In November 2017, Amanda Clairmont’s body was found in her car, parked next to a fence in a vacant parking lot along the service road off Interstate 35 in Corinth. Her passenger door was open.
Clairmont, a 21-year-old a business major at the University of North Texas, had been shot several times. Her killer was on the loose in the early morning hours when many Texans in the small town were just waking up. It was a few months before Clairmont was scheduled to graduate.
Nearly two decades had passed since a murder had occurred in Corinth, a town known for its community college and suburban neighborhoods. Then, UNT Vice President Mark Moore and his girlfriend, Sylvia Huffman-Hunt, were found shot to death in Moore's Corinth home.
four years have passed since Clairmont’s death, and her case remains unsolved. Corinth Police has a new team of investigators handling Clairmont’s case. Like the previous detectives, they are "working around the clock to solve it," they say.
"The case is still active and not cold," said Sgt. Sam Kading, the lead investigator handling Clairmont’s case. "Still working on it on a daily basis by investigators, but [there aren’t] a whole lot of people who are suspects."
With the fourth anniversary approaching, investigators have released new photographs and videos showing a vehicle that may be connected to the crime. The vehicle matches a description they’ve been discussing with the media since last year.
“Due to the recent advancements in technology, new photographic and video evidence is being
released by Investigators of the Corinth Police Department regarding the Homicide Investigation of Amanda Clairmont,” they said in an August press release.
“The photograph and video have both been enhanced from their original versions and have allowed investigators to focus their attention on identifying the suspect vehicle as a 1999-2002 Red/Maroon Chevrolet Silverado Extended Cab or a 1999-2006 Red/Maroon GMC Sierra Extended Cab pickup truck," the release added.
Denton County Crimestoppers has also raised the reward for information leading to an arrest from $5,000 to $20,000.
Along with the images, Corinth Police also recirculated an older press release with information about Clairmont’s case.
"The case is still active and not cold." - Sam Kading, Corinth Police Department
Clairmont's family didn't reply to the Observer
's request for an interview.
In June 2020, Access Hollywood
, an entertainment outlet, aired an interview with Corinth Police Chief Jerry Garner and Clairmont’s brother Mike Gawlik, who had recently returned from military service.
“Even though it was back in 2017, I’m constantly still asked, ‘Well, what about that young lady?’” Garner said in the interview. “The community is collectively bothered by that till this day.”

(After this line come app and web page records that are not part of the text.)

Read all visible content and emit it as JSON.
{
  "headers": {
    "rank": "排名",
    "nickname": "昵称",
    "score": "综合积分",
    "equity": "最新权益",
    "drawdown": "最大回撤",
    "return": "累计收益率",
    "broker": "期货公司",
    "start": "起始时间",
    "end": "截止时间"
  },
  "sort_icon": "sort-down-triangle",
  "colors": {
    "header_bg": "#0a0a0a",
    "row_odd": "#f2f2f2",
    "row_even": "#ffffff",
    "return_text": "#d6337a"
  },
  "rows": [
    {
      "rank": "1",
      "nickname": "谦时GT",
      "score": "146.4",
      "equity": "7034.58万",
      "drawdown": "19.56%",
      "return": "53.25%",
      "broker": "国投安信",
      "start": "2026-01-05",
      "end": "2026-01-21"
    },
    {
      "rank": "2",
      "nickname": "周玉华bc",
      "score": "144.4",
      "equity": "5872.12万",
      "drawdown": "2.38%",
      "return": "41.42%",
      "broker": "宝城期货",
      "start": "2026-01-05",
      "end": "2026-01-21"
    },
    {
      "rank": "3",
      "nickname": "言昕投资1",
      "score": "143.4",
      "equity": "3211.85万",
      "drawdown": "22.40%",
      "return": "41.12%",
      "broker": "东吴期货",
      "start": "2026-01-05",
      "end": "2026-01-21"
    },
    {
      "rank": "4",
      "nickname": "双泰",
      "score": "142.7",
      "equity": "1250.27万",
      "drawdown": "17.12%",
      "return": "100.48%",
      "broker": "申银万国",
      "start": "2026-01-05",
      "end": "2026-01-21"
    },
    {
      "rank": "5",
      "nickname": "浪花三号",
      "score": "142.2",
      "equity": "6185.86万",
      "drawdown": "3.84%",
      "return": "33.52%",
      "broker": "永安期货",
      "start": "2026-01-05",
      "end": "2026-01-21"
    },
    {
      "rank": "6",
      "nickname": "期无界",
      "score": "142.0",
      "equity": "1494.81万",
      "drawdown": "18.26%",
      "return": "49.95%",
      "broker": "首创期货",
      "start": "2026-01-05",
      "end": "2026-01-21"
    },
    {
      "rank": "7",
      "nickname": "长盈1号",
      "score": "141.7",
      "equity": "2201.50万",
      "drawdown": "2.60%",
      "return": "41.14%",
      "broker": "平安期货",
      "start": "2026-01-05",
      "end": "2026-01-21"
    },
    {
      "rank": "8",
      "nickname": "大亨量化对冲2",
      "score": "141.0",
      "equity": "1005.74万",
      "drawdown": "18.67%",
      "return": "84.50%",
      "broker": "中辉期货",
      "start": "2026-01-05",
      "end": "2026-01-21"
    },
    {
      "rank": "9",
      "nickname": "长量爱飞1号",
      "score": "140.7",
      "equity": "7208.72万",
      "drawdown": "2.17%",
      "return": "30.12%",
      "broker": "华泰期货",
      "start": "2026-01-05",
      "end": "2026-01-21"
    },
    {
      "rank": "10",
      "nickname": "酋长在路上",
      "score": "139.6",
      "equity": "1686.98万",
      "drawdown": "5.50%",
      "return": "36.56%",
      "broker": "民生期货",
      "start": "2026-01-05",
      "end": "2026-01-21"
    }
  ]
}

Garner said the murder happened sometime between midnight and 1 a.m. Nov. 19, 2017. According to the press release, police discovered Clairmont's body with gunshot wounds in her car around 6 a.m. at the 5700 block of Interstate 35E. They later identified the body and discovered Clairmont was a student and a makeup artist at Nordstrom in Frisco.
“I think it’s fair to say that there has been more than one person we have looked at,” Garner told Access Hollywood
. “But we’re needing to take that information a little further now."
According to the release, investigators have received assistance from the Denton County Sheriff’s Office, the Tarrant County Medical Examiner, the FBI and the Texas Rangers, whom they claim “have been particularly active in this case.”
Investigators say Clairmont had been in the Fry Street bar area in Denton shortly before her murder and while driving later, for some reason, “apparently pulled into the parking lot to speak to one or more persons in a red vehicle."
She was shot not long after that. “The Corinth Police Department is seeking information from anyone who may have seen something that night either at the shooting scene or elsewhere," the release notes.
Speaking to Access Hollywood
, Gawlik asked anyone with information to come forward. “Please, if anybody knows anything, I think it’s really important that you bring that to the table because we’re not going to be able to close this case unless everybody comes forward with every bit of knowledge.”
“What would you hope to say to Amanda?” the reporter asked. “What would you say to her if you could?”
“I miss our talks,” he replied, fighting back to tears. “I miss, more importantly, the support and love that she gave through my trial and tribulation. It was just nice to be able to associate with somebody who was so closely related in personality with our [late] mother. And that was the last link that I had personally to our mother. I miss her and I love her very much.”